Therefore, the oil is typically dripped from multiple pipes, or a felt roller is used to spread the oil to compensate. This method is also used on occasion in a supplementary fashion to apply oil to the portion of the work to which pressure is applied, such as with very thin sheet metal or material that is easy to process and would not normally need to be lubricated.
The roller, the standard lubricant supply method for stamping, has a weakness
The method used most often in the metal stamping process is the roller. In this method, a felt roller is saturated with oil and then brought into contact with the sheet metal to apply the oil to it. Unlike the dripping method, this method can be used to apply oil to a wider area of the sheet metal surface. The width of the roller is normally made to match that of the sheet metal in a range from 100 to 500 mm, but there are also large-scale devices with a width of 2 meters as well.
The problem with rollers is that the oil is applied unevenly. The application of oil becomes particularly inadequate in some spots when the felt roller becomes worn out. Workers on the floor are worried that defects will result from inadequate oil, so they will open the valve more to apply more oil. As a result, too much oil will be used. Fibers also fall from deteriorating rollers, and that can be another cause of product defects.
Furthermore, many users believe that while rollers can be used to apply oil to the reverse of the sheet metal, the amount applied is typically inadequate. The oil saturated into the roller can easily gather at the bottom of the roller due to gravity, leaving less oil at the top which comes into contact with the reverse of the sheet metal, which is disadvantageous.
Automatic spray guns can apply lubricant evenly
So what is the ideal way to supply lubricant when stamping? That would be the application of the right amount of lubricant to the right place. If there is not enough oil where it is needed, defects will result. However, if there is too much oil, costs will rise because more oil is used. Thus, the crux of supplying oil for stamping is the right amount in the right place.
Automatic spray guns are used in painting and coating, but they are also commonly used in the metal fabrication process as they can be used in a wide range of applications for applying liquids. Compressed air is mixed with each droplet of oil to break it up into smaller droplets which are then spread out to a specific width for application.
Thus, an automatic spray gun can apply a fixed amount of oil evenly to the work surface. The interval is controlled to apply oil just where it is needed. Of course, the oil can be sprayed up as well as down, so it is possible to apply an adequate amount of oil to the reverse of the sheet metal as well, so there is no need to worry about applying not enough or too much oil.
Does the spray gun cause overspray?
So what is the weakness of the automatic spray gun? One issue often pointed out is overspray.
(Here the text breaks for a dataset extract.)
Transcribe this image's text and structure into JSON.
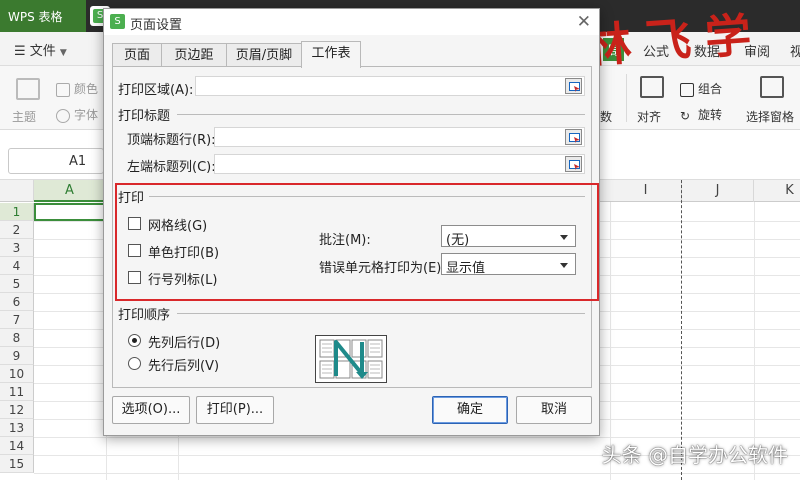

If the liquid is atomized too finely, it can fly off to the side before reaching the work, or bounce back if it strikes the work too hard. This causes overspray which can contaminate the surrounding environment and the workers.
However, this issue is not a concern because the quality of the spray can be controlled. The air pressure used to atomize the oil can be set as low as possible for a greater granularity of droplets resulting in a softer spray. Rain-like droplets will just reach and adhere to the sheet metal surface without contaminating the surroundings.
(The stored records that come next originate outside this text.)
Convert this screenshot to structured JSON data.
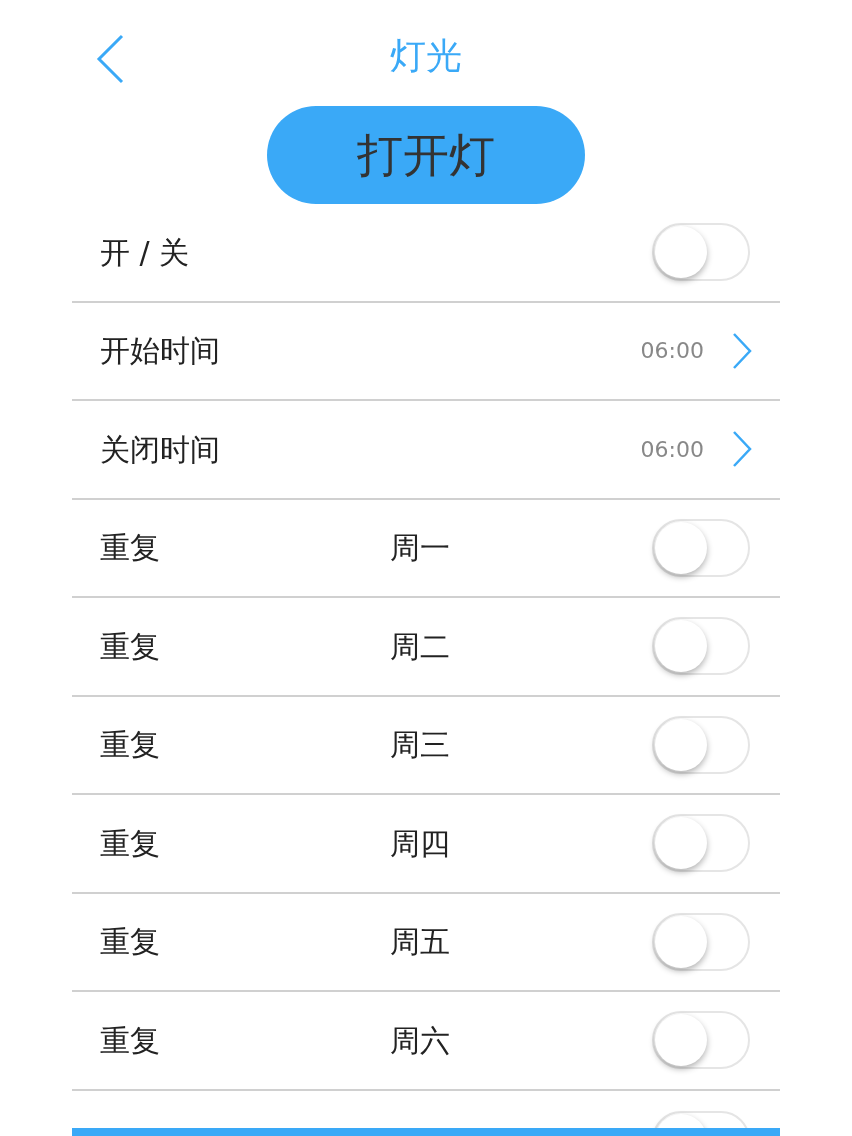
{
  "header": {
    "title": "灯光"
  },
  "main_button": {
    "label": "打开灯"
  },
  "rows": [
    {
      "kind": "toggle",
      "label": "开 / 关",
      "on": false
    },
    {
      "kind": "time",
      "label": "开始时间",
      "value": "06:00"
    },
    {
      "kind": "time",
      "label": "关闭时间",
      "value": "06:00"
    },
    {
      "kind": "day",
      "label": "重复",
      "day": "周一",
      "on": false
    },
    {
      "kind": "day",
      "label": "重复",
      "day": "周二",
      "on": false
    },
    {
      "kind": "day",
      "label": "重复",
      "day": "周三",
      "on": false
    },
    {
      "kind": "day",
      "label": "重复",
      "day": "周四",
      "on": false
    },
    {
      "kind": "day",
      "label": "重复",
      "day": "周五",
      "on": false
    },
    {
      "kind": "day",
      "label": "重复",
      "day": "周六",
      "on": false
    },
    {
      "kind": "partial",
      "on": false
    }
  ]
}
Use the right method for moisturizing your sheet metal!
There are three common methods for applying lubricant to sheet metal for metal stamping. Each has its own strengths and weaknesses, so it is important to choose the method that meets your requirements. Find the best oil application method to achieve smooth metal fabrication.